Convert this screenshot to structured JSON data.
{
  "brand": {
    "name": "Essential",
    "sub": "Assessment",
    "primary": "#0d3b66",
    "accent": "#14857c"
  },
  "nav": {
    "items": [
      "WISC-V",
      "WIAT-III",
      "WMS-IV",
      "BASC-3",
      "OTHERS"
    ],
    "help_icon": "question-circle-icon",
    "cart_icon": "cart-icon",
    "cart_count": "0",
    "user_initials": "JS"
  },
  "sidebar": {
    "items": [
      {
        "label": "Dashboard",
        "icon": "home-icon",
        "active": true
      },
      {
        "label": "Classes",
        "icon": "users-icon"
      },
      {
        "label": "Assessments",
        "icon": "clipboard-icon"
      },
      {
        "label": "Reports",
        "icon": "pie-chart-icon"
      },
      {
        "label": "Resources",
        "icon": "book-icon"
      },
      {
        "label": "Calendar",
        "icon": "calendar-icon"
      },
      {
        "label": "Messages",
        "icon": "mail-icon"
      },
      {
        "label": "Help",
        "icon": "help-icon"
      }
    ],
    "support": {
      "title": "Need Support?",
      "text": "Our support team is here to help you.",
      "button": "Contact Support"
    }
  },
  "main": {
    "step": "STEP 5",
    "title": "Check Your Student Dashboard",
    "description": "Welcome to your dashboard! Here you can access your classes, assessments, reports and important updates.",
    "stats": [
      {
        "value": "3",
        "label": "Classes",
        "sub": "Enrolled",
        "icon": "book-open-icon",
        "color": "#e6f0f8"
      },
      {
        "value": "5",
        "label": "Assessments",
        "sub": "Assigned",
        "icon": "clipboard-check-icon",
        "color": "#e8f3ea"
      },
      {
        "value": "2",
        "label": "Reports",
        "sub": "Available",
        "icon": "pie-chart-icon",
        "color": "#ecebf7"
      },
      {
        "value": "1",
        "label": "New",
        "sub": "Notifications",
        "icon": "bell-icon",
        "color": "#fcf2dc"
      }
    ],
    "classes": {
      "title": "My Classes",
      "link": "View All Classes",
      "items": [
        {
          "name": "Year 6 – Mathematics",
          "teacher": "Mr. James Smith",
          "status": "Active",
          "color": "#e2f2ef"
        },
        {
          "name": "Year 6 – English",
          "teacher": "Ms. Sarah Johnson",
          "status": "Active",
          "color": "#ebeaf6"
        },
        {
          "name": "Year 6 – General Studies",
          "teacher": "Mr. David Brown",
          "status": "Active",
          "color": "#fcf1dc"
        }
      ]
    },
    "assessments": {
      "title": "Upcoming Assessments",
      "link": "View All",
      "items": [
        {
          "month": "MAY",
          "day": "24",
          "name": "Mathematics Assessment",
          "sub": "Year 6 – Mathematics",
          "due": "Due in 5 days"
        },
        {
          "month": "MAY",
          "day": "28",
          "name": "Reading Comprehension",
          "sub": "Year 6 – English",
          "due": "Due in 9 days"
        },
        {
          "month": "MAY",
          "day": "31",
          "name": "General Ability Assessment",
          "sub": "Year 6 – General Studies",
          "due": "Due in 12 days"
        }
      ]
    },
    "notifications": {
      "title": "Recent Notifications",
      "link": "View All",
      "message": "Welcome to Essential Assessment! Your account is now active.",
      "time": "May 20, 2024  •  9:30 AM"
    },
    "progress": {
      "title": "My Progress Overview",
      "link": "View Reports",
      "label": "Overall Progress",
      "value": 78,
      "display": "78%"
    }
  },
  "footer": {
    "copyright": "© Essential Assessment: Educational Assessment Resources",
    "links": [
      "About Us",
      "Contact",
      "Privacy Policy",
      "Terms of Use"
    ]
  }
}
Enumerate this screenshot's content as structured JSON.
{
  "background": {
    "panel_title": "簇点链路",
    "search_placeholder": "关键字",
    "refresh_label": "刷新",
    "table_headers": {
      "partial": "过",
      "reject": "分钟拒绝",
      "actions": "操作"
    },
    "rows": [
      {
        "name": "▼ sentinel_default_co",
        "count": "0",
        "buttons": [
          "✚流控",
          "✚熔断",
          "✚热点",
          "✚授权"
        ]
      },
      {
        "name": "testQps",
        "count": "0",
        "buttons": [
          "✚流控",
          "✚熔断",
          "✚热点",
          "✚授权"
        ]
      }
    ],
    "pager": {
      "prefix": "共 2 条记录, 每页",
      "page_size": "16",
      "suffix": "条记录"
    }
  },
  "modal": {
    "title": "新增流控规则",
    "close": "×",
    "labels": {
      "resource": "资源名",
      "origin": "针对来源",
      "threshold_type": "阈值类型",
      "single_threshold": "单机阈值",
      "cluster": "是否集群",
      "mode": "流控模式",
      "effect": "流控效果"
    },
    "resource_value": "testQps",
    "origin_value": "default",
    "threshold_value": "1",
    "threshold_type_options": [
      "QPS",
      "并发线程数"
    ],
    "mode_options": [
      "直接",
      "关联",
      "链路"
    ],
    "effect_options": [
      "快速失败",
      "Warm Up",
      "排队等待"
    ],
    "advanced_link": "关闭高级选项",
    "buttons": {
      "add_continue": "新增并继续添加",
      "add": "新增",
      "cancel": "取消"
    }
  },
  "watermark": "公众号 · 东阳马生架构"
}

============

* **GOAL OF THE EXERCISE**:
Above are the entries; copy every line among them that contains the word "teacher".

* **RESULT FOR THIS EXERCISE**:
          "teacher": "Mr. James Smith",
          "teacher": "Ms. Sarah Johnson",
          "teacher": "Mr. David Brown",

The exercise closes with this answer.